Yet last week, the court rebuffed the third attack on the Affordable Care Act, the programme’s official name, since 2012. The convincing 7-2 vote is a positive step that might finally stem the flow of legal challenges.

Although Obamacare was highly controversial when it passed, a 2017 bid to repeal the act failed, and the pandemic underscored the need to help the uninsured. It now enjoys record enrolment and is supported by a majority of Americans. Provisions that protect patients with pre-existing conditions are particularly popular. Though some conservatives still fulminate against it, the ACA has largely become an accepted part of the political landscape.

At the Supreme Court, the pro-ACA margin has steadily expanded, even as the court has grown more conservative. This time the majority coalesced around the idea that the plaintiffs lacked the legal right to sue, sidestepping the politically charged issue of the constitutionality of the act itself.

The decision marked the third time in a week that the Supreme Court majority opted to defuse cultural tensions rather than stoke them. Instead of taking a challenge to Harvard University’s use of affirmative action in admissions, the justices asked for more information, postponing the case to at least next spring.

They also limited the reach of a ruling that Philadelphia could not force a Catholic social services agency to work with same-sex couples who apply to take in foster children. To the disgust of the right wing, the liberals and three conservatives joined forces and shied away from a broad decision prioritising religious freedom over gay rights ordinances and other government policies. Instead, Barrett and Brett Kavanaugh wrote in a concurring opinion that they saw no need to tackle the issue now.

The tension between ideology and preserving the court’s legitimacy will continue. The justices have accepted both a Mississippi abortion rights case and a challenge to New York’s gun permit process. Barrett is on the record as being opposed to “abortion on demand” and strongly pro-gun rights, which in theory gives the conservatives a majority on both issues.
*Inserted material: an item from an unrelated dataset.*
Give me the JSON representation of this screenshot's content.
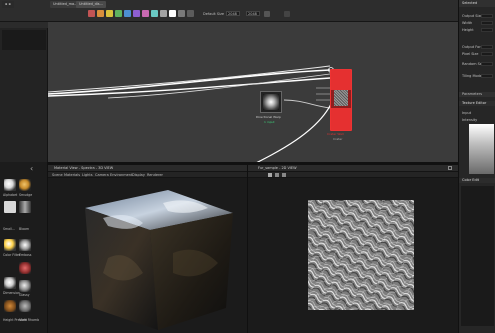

Tacking hard to the right would cut against US public opinion. Doing so on abortion rights could mean over-ruling Roe vs Wade, the 1973 case that has taken on almost mythic importance. The court has found itself out of step with the public before. In the 1930s, a narrow majority struck down several popular New Deal statutes, leading then president Franklin Roosevelt to threaten to pack the court with additional liberals. That furore eased when one of the justices switched sides.
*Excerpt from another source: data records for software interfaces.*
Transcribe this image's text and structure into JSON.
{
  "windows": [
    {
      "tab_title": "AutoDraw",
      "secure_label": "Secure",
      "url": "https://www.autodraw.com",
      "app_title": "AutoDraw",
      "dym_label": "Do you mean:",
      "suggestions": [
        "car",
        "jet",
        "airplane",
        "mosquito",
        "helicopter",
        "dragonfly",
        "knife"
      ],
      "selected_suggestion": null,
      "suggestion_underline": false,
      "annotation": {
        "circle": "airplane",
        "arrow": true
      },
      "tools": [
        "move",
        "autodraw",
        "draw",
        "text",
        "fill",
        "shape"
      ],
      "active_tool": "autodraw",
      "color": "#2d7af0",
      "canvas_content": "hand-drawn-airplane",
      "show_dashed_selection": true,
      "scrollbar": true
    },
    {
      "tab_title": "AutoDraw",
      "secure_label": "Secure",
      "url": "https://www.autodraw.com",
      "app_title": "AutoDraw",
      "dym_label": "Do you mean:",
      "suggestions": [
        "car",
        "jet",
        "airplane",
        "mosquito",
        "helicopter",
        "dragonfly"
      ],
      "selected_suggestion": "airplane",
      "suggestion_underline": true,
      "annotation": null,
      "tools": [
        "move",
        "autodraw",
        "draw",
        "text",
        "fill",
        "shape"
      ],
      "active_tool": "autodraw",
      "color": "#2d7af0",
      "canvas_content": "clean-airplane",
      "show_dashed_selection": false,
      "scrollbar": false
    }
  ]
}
Democrats today are similarly exercised. They probably do not have the votes to carry through with their threats, but such talk undermines the court’s legitimacy. Chief Justice John Roberts has spent years arguing that the high court is not just another political body and proving his point with select votes on the ACA, abortion and immigration. Last week’s cases showed that many of his fellow justices also understand the importance of protecting the institution. It is a lesson they should not forget.